My story goes as follows: I was one of the kids who knew they weren't straight before I knew what straight was; in fact, my first crush was on a girl. I could explain every detail that pushed me in every direction along the way, but instead, I want to explain why I now feel so comfortable in my own skin, as a bisexual young woman.
I had run-ins with discrimination from a very young age, even before I officially "came out." For example, when I was eight, proposition eight against gay marriage was being proposed in my home state of California, and I started being taken to protests with my family and friends. I will never forget the moment in which a woman pulled up in her car and called us sinners among a slew of other slurs before she drove away. From that point on, I continually fought for LGBTQ+ rights within my state, and stood up for my friends who identified. I understand the struggle and importance of being an ally because, for a short time, I presented myself as one. This is why I am forever grateful to all those who support the LGBTQ+ community and other causes despite the fear of being discriminated against or harmed for their ideas.
I came out as bisexual and faced a lot of harassment from my friends in middle school. When I came to Tabor at age 13, I hoped that would change. However, I did notice some commonplace anti-LGBT rhetoric, such as the use of the phrase "that's so gay" or even the derogatory "f-word.” Unfortunately, I was outed early on in my freshman year, providing me even more motivation to get involved. The Gay-Straight Alliance was barely present on campus, so my sophomore year, I decided to make it my goal to become active in the GSA and help make Tabor a more welcoming place for LGBTQ+ students like me.
After attending "gay camp" in Los Angeles over the summer of 2016, I reunited with my co-head of the GSA, Charlie Dineen, and we started re-building the foundation of Tabor's GSA. We renamed it as the Gender-Sexuality Alliance to make it all encompassing. We tackled the inherently anti-LGBT 2016 election with love and acceptance, and held our first Pride Week last spring, where we participated in the Day of Silence and other activities.

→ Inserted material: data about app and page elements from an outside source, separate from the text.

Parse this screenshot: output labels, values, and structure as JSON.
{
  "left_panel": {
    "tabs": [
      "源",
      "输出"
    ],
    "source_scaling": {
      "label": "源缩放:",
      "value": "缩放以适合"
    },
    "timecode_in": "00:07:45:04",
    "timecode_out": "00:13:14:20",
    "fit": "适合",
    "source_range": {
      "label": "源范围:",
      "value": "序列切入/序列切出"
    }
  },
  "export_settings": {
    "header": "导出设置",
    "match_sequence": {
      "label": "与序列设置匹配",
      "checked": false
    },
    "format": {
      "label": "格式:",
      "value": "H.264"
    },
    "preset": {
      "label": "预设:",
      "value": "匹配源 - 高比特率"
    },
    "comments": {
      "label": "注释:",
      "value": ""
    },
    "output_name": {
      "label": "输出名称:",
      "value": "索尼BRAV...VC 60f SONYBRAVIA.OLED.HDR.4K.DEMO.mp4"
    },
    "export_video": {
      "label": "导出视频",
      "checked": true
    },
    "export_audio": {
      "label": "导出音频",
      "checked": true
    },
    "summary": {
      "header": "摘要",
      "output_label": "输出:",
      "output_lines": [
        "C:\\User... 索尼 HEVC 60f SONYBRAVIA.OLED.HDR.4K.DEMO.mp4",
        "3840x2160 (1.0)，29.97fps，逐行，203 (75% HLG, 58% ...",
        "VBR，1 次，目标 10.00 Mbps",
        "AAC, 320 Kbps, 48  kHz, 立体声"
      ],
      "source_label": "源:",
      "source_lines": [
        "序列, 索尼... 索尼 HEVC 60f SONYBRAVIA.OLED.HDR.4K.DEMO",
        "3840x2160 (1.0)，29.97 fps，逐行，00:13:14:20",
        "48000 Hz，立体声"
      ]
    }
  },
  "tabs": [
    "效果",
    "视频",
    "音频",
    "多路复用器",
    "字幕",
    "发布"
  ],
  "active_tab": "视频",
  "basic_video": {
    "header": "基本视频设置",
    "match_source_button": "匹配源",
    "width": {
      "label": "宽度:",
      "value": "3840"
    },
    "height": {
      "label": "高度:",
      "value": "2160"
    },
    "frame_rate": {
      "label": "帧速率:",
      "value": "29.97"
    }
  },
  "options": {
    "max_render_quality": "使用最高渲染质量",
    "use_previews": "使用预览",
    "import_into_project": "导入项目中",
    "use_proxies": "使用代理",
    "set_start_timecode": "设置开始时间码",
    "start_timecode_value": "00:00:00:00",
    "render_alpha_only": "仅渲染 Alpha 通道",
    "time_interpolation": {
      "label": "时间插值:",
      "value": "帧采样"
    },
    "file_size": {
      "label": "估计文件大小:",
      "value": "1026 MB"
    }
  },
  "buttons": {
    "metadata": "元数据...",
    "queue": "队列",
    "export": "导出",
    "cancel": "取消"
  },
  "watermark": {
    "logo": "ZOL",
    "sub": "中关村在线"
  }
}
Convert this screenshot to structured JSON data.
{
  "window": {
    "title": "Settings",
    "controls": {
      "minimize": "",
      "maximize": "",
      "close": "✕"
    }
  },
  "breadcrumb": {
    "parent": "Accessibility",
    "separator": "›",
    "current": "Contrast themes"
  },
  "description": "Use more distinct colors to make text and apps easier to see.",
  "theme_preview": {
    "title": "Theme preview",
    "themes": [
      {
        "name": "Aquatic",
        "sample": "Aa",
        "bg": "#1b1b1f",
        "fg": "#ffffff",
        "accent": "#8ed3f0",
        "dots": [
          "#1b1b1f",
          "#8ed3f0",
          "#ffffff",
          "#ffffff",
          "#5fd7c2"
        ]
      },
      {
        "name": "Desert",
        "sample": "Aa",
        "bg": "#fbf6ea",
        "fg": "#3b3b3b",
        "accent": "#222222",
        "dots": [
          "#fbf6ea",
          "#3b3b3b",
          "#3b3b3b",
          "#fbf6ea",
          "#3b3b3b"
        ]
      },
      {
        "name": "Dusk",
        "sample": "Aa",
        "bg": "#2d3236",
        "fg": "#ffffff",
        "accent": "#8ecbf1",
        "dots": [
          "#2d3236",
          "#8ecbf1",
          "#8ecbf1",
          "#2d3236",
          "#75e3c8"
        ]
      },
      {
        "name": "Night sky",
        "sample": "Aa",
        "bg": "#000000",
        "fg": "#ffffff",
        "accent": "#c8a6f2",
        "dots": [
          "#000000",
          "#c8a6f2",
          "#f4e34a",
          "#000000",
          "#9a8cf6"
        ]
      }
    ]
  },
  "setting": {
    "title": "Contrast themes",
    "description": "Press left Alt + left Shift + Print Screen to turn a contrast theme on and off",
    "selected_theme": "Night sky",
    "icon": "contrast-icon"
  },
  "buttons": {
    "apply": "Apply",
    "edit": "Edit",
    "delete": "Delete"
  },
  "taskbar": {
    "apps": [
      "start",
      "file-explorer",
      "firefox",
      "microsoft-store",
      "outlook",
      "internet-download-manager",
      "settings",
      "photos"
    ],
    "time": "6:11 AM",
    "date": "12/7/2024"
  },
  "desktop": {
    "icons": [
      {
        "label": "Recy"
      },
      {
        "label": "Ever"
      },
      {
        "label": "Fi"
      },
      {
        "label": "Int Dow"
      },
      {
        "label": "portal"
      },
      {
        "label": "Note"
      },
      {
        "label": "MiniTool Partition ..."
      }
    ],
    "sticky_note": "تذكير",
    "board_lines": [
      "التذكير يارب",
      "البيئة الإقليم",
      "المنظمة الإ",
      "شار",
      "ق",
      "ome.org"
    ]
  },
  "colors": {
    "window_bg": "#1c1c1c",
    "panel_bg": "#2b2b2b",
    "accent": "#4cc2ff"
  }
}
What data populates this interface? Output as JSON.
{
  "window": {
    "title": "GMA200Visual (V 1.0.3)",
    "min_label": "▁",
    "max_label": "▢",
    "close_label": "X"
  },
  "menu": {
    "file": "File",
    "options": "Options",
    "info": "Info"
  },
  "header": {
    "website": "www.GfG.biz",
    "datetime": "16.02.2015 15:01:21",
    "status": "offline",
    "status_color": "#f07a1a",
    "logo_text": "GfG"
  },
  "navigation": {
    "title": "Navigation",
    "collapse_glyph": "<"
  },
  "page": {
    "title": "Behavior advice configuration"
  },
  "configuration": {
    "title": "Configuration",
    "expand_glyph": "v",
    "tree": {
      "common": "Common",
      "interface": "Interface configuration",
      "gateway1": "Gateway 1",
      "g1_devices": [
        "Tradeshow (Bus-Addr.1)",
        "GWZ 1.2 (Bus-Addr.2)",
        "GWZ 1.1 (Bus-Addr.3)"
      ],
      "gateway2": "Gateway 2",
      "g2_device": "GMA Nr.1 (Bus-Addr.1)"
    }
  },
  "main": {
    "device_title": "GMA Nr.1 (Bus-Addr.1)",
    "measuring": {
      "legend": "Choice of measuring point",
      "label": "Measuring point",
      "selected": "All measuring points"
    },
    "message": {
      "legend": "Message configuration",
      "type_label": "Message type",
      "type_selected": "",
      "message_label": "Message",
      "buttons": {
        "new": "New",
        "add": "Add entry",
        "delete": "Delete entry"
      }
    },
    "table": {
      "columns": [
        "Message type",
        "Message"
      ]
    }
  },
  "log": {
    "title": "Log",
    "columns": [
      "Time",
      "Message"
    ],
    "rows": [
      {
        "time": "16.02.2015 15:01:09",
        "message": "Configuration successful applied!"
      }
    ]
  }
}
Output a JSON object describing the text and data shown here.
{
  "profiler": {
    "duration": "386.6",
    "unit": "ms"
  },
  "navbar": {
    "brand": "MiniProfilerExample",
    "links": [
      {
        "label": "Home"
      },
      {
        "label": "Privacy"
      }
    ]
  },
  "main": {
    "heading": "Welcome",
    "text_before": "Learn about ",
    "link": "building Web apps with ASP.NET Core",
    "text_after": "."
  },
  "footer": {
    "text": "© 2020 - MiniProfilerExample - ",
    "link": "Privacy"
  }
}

This year, we are holding Tabor Pride Week 2.0 April 23-27. We have found that as the presence of clubs like the Gender-Sexuality Alliance, I Am That Girl, and the Black and Latinx Student Union grow, so does acceptance, participation, and activism on our campus. We will be working with these clubs to produce a Pride Week that encompasses intersectionality and pride across all spectrums, as well as an overarching theme of empathy for others. On Tuesday, we will hold our intersectionality discussion with the BLSU and IATG, and on Thursday, we will be participating in the Day of Silence.
Our official mission statement for the week goes as follows: "We want the student body to have a collective celebration of identity and provide opportunities to educate our community on matters of diversity, highlighting the LGBTQ+ community. Through education, we hope to spread awareness and further this community’s empathy for the LGBTQ+ community, and overall, for each other."
We are so thankful for the support from the administration, faculty, staff, and student body to make this week happen. We hope to continue this tradition and pass the baton of leadership down through every passing year at Tabor. We believe that Tabor can be the most accepting and empathetic community when we all educate ourselves, and one another, and extend an open hand to our neighbors.
I'm proud to show my colors at Tabor. We still have a long way to go in terms of acceptance of the LGBTQ+ community, but I have grown strong and proud here. My hope is that other LGBT-identifying students feel the same way.